• **ASSIGNED TASK**: All of the records should be reproduced word for word, but no images may appear in the copy.

• **Element data from apps and pages**:
*** Begin section ***

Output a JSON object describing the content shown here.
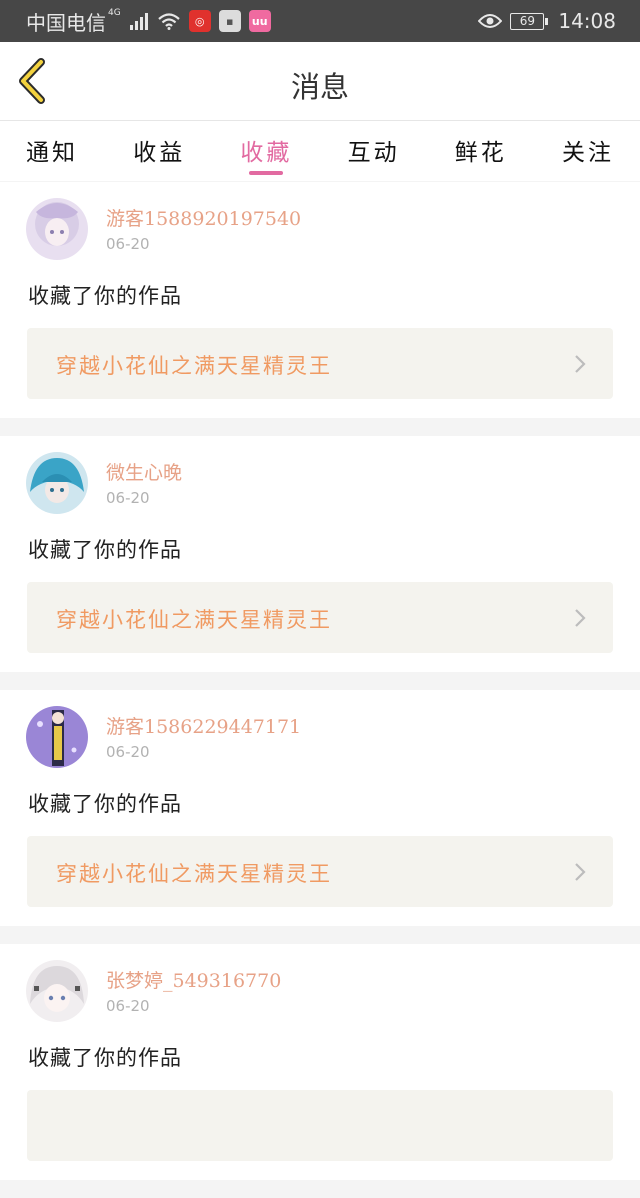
{
  "status_bar": {
    "carrier": "中国电信",
    "network": "4G",
    "battery": "69",
    "time": "14:08",
    "app_icons": [
      "netease-icon",
      "hao123-icon",
      "uu-icon"
    ]
  },
  "header": {
    "title": "消息"
  },
  "tabs": [
    {
      "label": "通知",
      "active": false
    },
    {
      "label": "收益",
      "active": false
    },
    {
      "label": "收藏",
      "active": true
    },
    {
      "label": "互动",
      "active": false
    },
    {
      "label": "鲜花",
      "active": false
    },
    {
      "label": "关注",
      "active": false
    }
  ],
  "notifications": [
    {
      "user": "游客1588920197540",
      "date": "06-20",
      "action": "收藏了你的作品",
      "work": "穿越小花仙之满天星精灵王"
    },
    {
      "user": "微生心晚",
      "date": "06-20",
      "action": "收藏了你的作品",
      "work": "穿越小花仙之满天星精灵王"
    },
    {
      "user": "游客1586229447171",
      "date": "06-20",
      "action": "收藏了你的作品",
      "work": "穿越小花仙之满天星精灵王"
    },
    {
      "user": "张梦婷_549316770",
      "date": "06-20",
      "action": "收藏了你的作品",
      "work": ""
    }
  ],
  "colors": {
    "accent": "#e26aa1",
    "username": "#e7a287",
    "work_title": "#f09a62",
    "statusbar": "#474747"
  }
}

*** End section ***

• **SOLUTION FOR THIS PROBLEM**:
Output a JSON object describing the content shown here.
{
  "status_bar": {
    "carrier": "中国电信",
    "network": "4G",
    "battery": "69",
    "time": "14:08",
    "app_icons": [
      "netease-icon",
      "hao123-icon",
      "uu-icon"
    ]
  },
  "header": {
    "title": "消息"
  },
  "tabs": [
    {
      "label": "通知",
      "active": false
    },
    {
      "label": "收益",
      "active": false
    },
    {
      "label": "收藏",
      "active": true
    },
    {
      "label": "互动",
      "active": false
    },
    {
      "label": "鲜花",
      "active": false
    },
    {
      "label": "关注",
      "active": false
    }
  ],
  "notifications": [
    {
      "user": "游客1588920197540",
      "date": "06-20",
      "action": "收藏了你的作品",
      "work": "穿越小花仙之满天星精灵王"
    },
    {
      "user": "微生心晚",
      "date": "06-20",
      "action": "收藏了你的作品",
      "work": "穿越小花仙之满天星精灵王"
    },
    {
      "user": "游客1586229447171",
      "date": "06-20",
      "action": "收藏了你的作品",
      "work": "穿越小花仙之满天星精灵王"
    },
    {
      "user": "张梦婷_549316770",
      "date": "06-20",
      "action": "收藏了你的作品",
      "work": ""
    }
  ],
  "colors": {
    "accent": "#e26aa1",
    "username": "#e7a287",
    "work_title": "#f09a62",
    "statusbar": "#474747"
  }
}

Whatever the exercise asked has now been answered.